__AVAILABLE DATA__
####
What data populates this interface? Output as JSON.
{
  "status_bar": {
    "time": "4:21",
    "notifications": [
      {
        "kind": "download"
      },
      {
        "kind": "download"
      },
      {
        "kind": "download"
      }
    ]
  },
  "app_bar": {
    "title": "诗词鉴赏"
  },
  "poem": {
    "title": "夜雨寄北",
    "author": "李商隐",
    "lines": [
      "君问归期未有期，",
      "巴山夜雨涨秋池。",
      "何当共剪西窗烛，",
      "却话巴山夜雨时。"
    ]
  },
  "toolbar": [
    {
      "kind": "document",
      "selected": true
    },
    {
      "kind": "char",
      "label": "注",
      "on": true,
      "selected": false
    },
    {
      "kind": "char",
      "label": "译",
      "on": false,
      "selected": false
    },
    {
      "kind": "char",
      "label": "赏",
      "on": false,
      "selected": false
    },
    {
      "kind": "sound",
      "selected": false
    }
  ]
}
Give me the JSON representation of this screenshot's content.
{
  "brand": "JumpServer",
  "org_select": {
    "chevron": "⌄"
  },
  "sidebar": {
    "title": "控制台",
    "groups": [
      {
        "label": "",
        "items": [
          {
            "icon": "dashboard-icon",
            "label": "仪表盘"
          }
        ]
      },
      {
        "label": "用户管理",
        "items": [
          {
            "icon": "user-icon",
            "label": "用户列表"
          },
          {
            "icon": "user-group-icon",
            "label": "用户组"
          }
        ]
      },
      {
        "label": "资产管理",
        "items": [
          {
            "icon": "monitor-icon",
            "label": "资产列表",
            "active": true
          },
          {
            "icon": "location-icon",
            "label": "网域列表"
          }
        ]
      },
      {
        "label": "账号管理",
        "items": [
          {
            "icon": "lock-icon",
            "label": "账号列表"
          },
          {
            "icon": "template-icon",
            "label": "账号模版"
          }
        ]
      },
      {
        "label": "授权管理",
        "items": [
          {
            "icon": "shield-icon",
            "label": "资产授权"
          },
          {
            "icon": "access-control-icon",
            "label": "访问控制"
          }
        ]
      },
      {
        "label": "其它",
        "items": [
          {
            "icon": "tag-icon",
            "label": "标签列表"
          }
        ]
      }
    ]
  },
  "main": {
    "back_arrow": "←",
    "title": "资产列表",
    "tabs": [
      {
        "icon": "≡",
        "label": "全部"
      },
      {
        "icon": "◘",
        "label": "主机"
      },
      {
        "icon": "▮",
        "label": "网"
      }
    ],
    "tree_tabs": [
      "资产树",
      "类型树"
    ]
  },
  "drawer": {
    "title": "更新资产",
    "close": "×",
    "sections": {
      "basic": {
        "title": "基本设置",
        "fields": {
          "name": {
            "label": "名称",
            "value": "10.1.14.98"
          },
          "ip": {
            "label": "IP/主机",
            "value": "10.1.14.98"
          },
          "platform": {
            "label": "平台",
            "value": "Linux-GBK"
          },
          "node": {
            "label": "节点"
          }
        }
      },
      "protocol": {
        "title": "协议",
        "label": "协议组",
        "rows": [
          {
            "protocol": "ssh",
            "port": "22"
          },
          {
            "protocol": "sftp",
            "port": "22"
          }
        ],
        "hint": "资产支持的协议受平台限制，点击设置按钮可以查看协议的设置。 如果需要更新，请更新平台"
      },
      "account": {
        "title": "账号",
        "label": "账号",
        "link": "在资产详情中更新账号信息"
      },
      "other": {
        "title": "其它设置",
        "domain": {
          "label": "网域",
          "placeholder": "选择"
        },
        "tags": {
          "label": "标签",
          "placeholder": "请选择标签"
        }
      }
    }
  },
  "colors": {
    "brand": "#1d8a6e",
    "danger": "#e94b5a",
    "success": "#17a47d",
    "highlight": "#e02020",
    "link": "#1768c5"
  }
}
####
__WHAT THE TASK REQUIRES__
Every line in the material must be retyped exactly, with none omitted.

__ANSWER__
What data populates this interface? Output as JSON.
{
  "status_bar": {
    "time": "4:21",
    "notifications": [
      {
        "kind": "download"
      },
      {
        "kind": "download"
      },
      {
        "kind": "download"
      }
    ]
  },
  "app_bar": {
    "title": "诗词鉴赏"
  },
  "poem": {
    "title": "夜雨寄北",
    "author": "李商隐",
    "lines": [
      "君问归期未有期，",
      "巴山夜雨涨秋池。",
      "何当共剪西窗烛，",
      "却话巴山夜雨时。"
    ]
  },
  "toolbar": [
    {
      "kind": "document",
      "selected": true
    },
    {
      "kind": "char",
      "label": "注",
      "on": true,
      "selected": false
    },
    {
      "kind": "char",
      "label": "译",
      "on": false,
      "selected": false
    },
    {
      "kind": "char",
      "label": "赏",
      "on": false,
      "selected": false
    },
    {
      "kind": "sound",
      "selected": false
    }
  ]
}
Give me the JSON representation of this screenshot's content.
{
  "brand": "JumpServer",
  "org_select": {
    "chevron": "⌄"
  },
  "sidebar": {
    "title": "控制台",
    "groups": [
      {
        "label": "",
        "items": [
          {
            "icon": "dashboard-icon",
            "label": "仪表盘"
          }
        ]
      },
      {
        "label": "用户管理",
        "items": [
          {
            "icon": "user-icon",
            "label": "用户列表"
          },
          {
            "icon": "user-group-icon",
            "label": "用户组"
          }
        ]
      },
      {
        "label": "资产管理",
        "items": [
          {
            "icon": "monitor-icon",
            "label": "资产列表",
            "active": true
          },
          {
            "icon": "location-icon",
            "label": "网域列表"
          }
        ]
      },
      {
        "label": "账号管理",
        "items": [
          {
            "icon": "lock-icon",
            "label": "账号列表"
          },
          {
            "icon": "template-icon",
            "label": "账号模版"
          }
        ]
      },
      {
        "label": "授权管理",
        "items": [
          {
            "icon": "shield-icon",
            "label": "资产授权"
          },
          {
            "icon": "access-control-icon",
            "label": "访问控制"
          }
        ]
      },
      {
        "label": "其它",
        "items": [
          {
            "icon": "tag-icon",
            "label": "标签列表"
          }
        ]
      }
    ]
  },
  "main": {
    "back_arrow": "←",
    "title": "资产列表",
    "tabs": [
      {
        "icon": "≡",
        "label": "全部"
      },
      {
        "icon": "◘",
        "label": "主机"
      },
      {
        "icon": "▮",
        "label": "网"
      }
    ],
    "tree_tabs": [
      "资产树",
      "类型树"
    ]
  },
  "drawer": {
    "title": "更新资产",
    "close": "×",
    "sections": {
      "basic": {
        "title": "基本设置",
        "fields": {
          "name": {
            "label": "名称",
            "value": "10.1.14.98"
          },
          "ip": {
            "label": "IP/主机",
            "value": "10.1.14.98"
          },
          "platform": {
            "label": "平台",
            "value": "Linux-GBK"
          },
          "node": {
            "label": "节点"
          }
        }
      },
      "protocol": {
        "title": "协议",
        "label": "协议组",
        "rows": [
          {
            "protocol": "ssh",
            "port": "22"
          },
          {
            "protocol": "sftp",
            "port": "22"
          }
        ],
        "hint": "资产支持的协议受平台限制，点击设置按钮可以查看协议的设置。 如果需要更新，请更新平台"
      },
      "account": {
        "title": "账号",
        "label": "账号",
        "link": "在资产详情中更新账号信息"
      },
      "other": {
        "title": "其它设置",
        "domain": {
          "label": "网域",
          "placeholder": "选择"
        },
        "tags": {
          "label": "标签",
          "placeholder": "请选择标签"
        }
      }
    }
  },
  "colors": {
    "brand": "#1d8a6e",
    "danger": "#e94b5a",
    "success": "#17a47d",
    "highlight": "#e02020",
    "link": "#1768c5"
  }
}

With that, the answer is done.